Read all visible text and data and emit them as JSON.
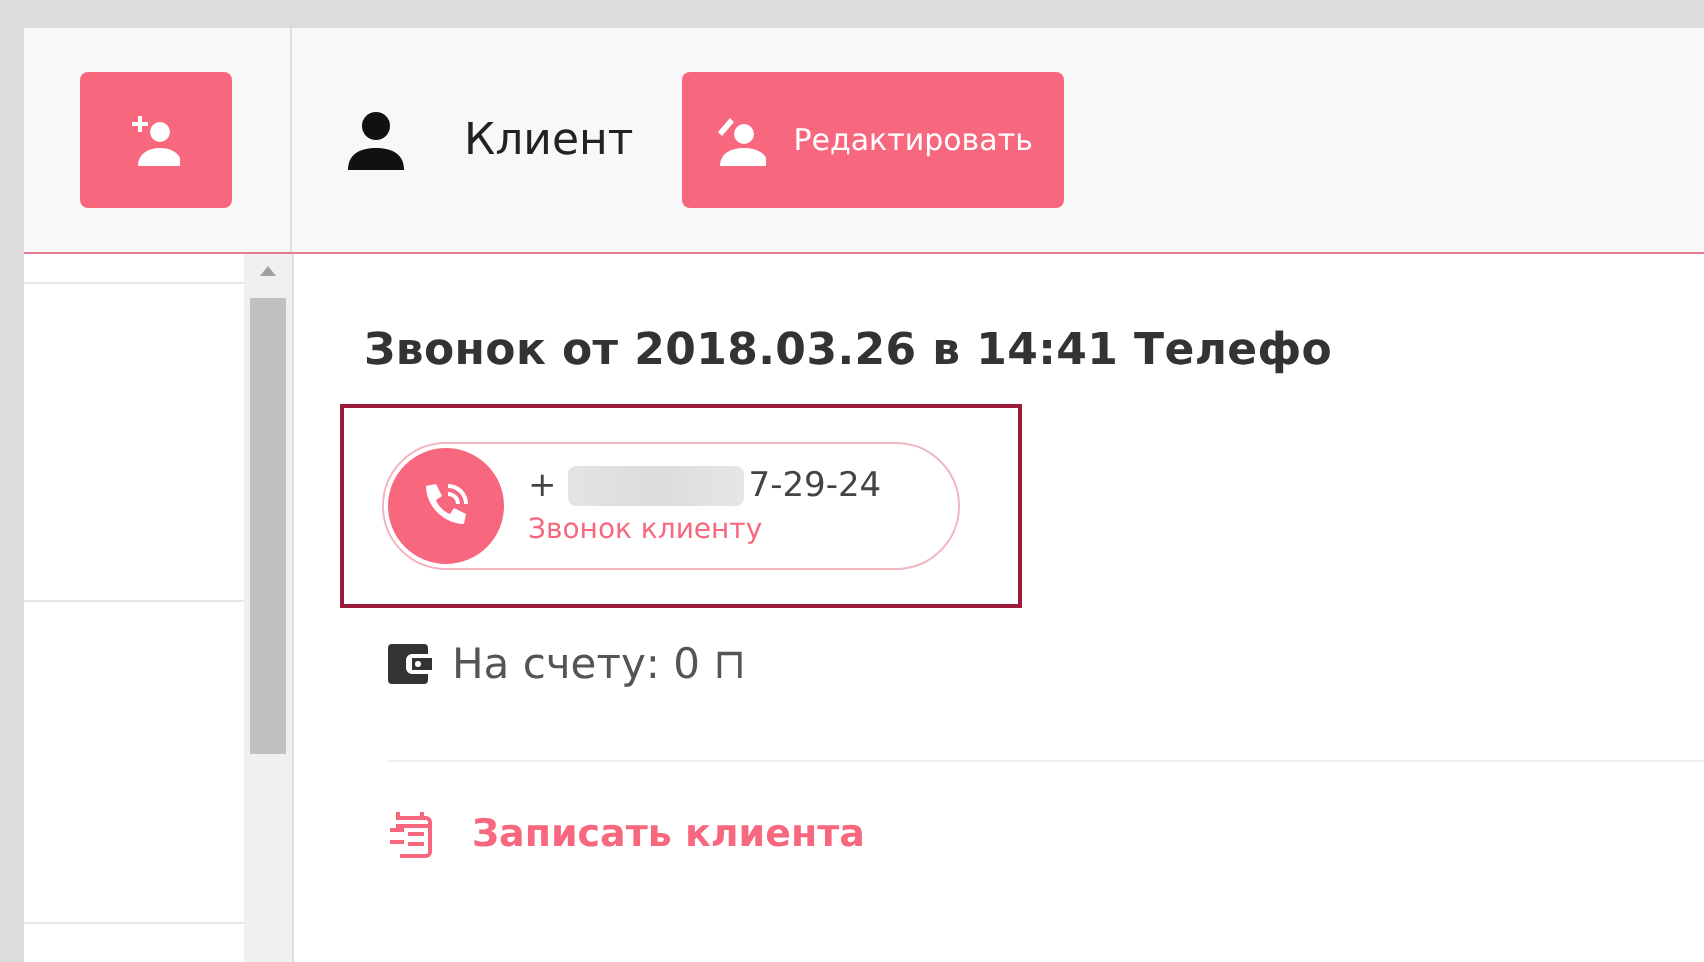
{
  "header": {
    "title": "Клиент",
    "edit_button": "Редактировать"
  },
  "call": {
    "title": "Звонок от 2018.03.26 в 14:41 Телефо",
    "phone_prefix": "+",
    "phone_suffix": "7-29-24",
    "phone_redacted": true,
    "phone_caption": "Звонок клиенту",
    "highlighted": true
  },
  "balance": "На счету: 0 ⊓",
  "book_link": "Записать клиента"
}
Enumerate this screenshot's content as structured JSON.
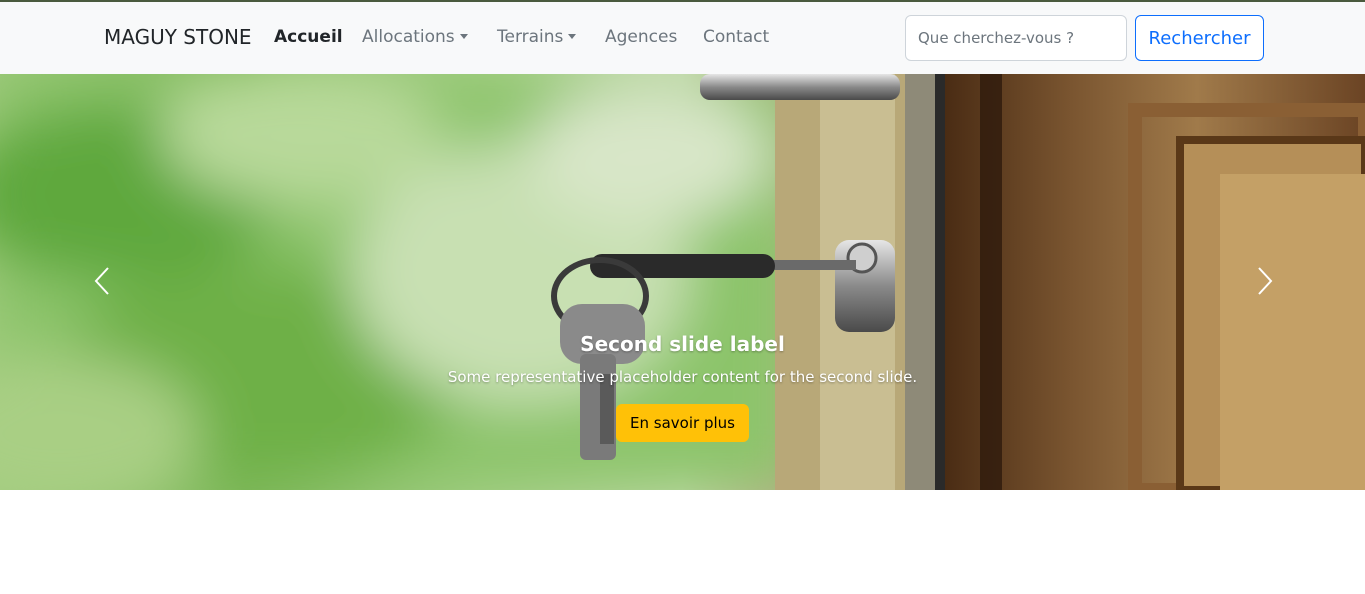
{
  "navbar": {
    "brand": "MAGUY STONE",
    "links": [
      {
        "label": "Accueil"
      },
      {
        "label": "Allocations"
      },
      {
        "label": "Terrains"
      },
      {
        "label": "Agences"
      },
      {
        "label": "Contact"
      }
    ],
    "search": {
      "placeholder": "Que cherchez-vous ?",
      "value": "",
      "button_label": "Rechercher"
    }
  },
  "carousel": {
    "slide": {
      "title": "Second slide label",
      "text": "Some representative placeholder content for the second slide.",
      "button_label": "En savoir plus"
    },
    "controls": {
      "prev_icon": "chevron-left-icon",
      "next_icon": "chevron-right-icon"
    }
  },
  "colors": {
    "navbar_bg": "#f8f9fa",
    "primary": "#0d6efd",
    "warning": "#ffc107",
    "muted": "#6c757d"
  }
}
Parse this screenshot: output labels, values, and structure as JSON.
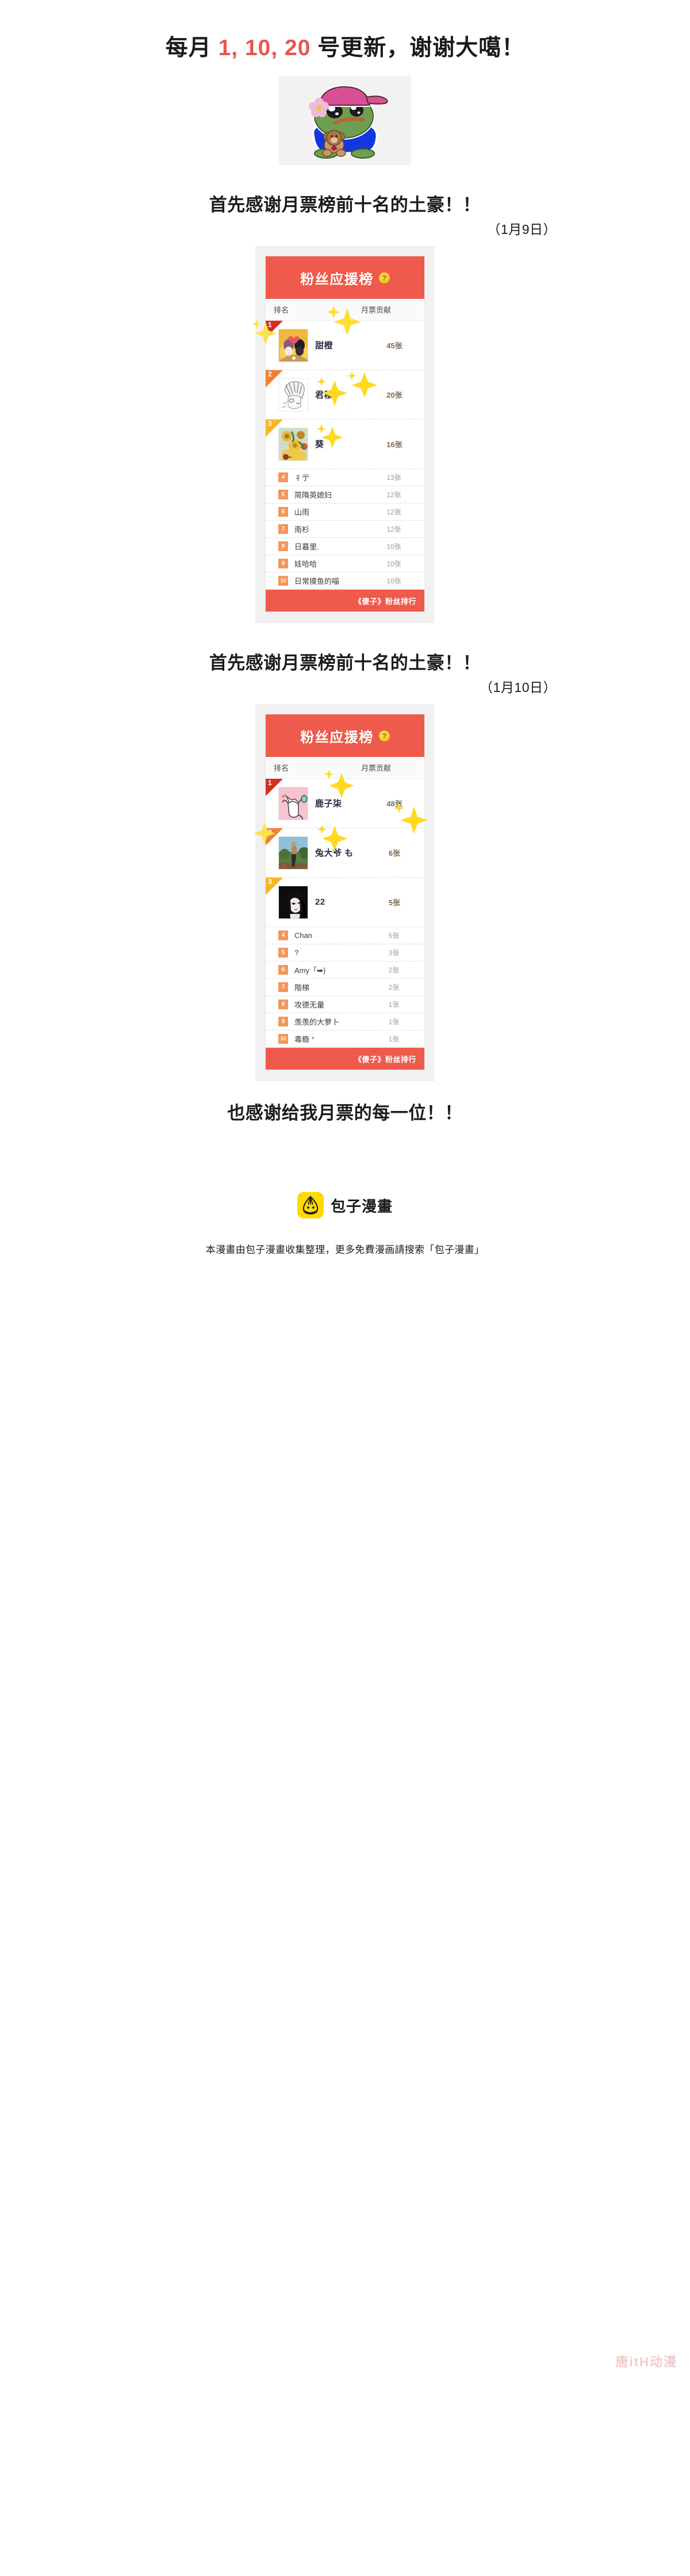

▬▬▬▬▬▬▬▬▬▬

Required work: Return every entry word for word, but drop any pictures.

Task output:
Read all visible text and data and emit them as JSON.
{
  "header": {
    "title": "Клиент",
    "edit_button": "Редактировать"
  },
  "call": {
    "title": "Звонок от 2018.03.26 в 14:41 Телефо",
    "phone_prefix": "+",
    "phone_suffix": "7-29-24",
    "phone_redacted": true,
    "phone_caption": "Звонок клиенту",
    "highlighted": true
  },
  "balance": "На счету: 0 ⊓",
  "book_link": "Записать клиента"
}
Enumerate this screenshot's content as structured JSON.
{
  "navbar": {
    "brand": "MAGUY STONE",
    "links": [
      {
        "label": "Accueil"
      },
      {
        "label": "Allocations"
      },
      {
        "label": "Terrains"
      },
      {
        "label": "Agences"
      },
      {
        "label": "Contact"
      }
    ],
    "search": {
      "placeholder": "Que cherchez-vous ?",
      "value": "",
      "button_label": "Rechercher"
    }
  },
  "carousel": {
    "slide": {
      "title": "Second slide label",
      "text": "Some representative placeholder content for the second slide.",
      "button_label": "En savoir plus"
    },
    "controls": {
      "prev_icon": "chevron-left-icon",
      "next_icon": "chevron-right-icon"
    }
  },
  "colors": {
    "navbar_bg": "#f8f9fa",
    "primary": "#0d6efd",
    "warning": "#ffc107",
    "muted": "#6c757d"
  }
}
Parse this screenshot: output labels, values, and structure as JSON.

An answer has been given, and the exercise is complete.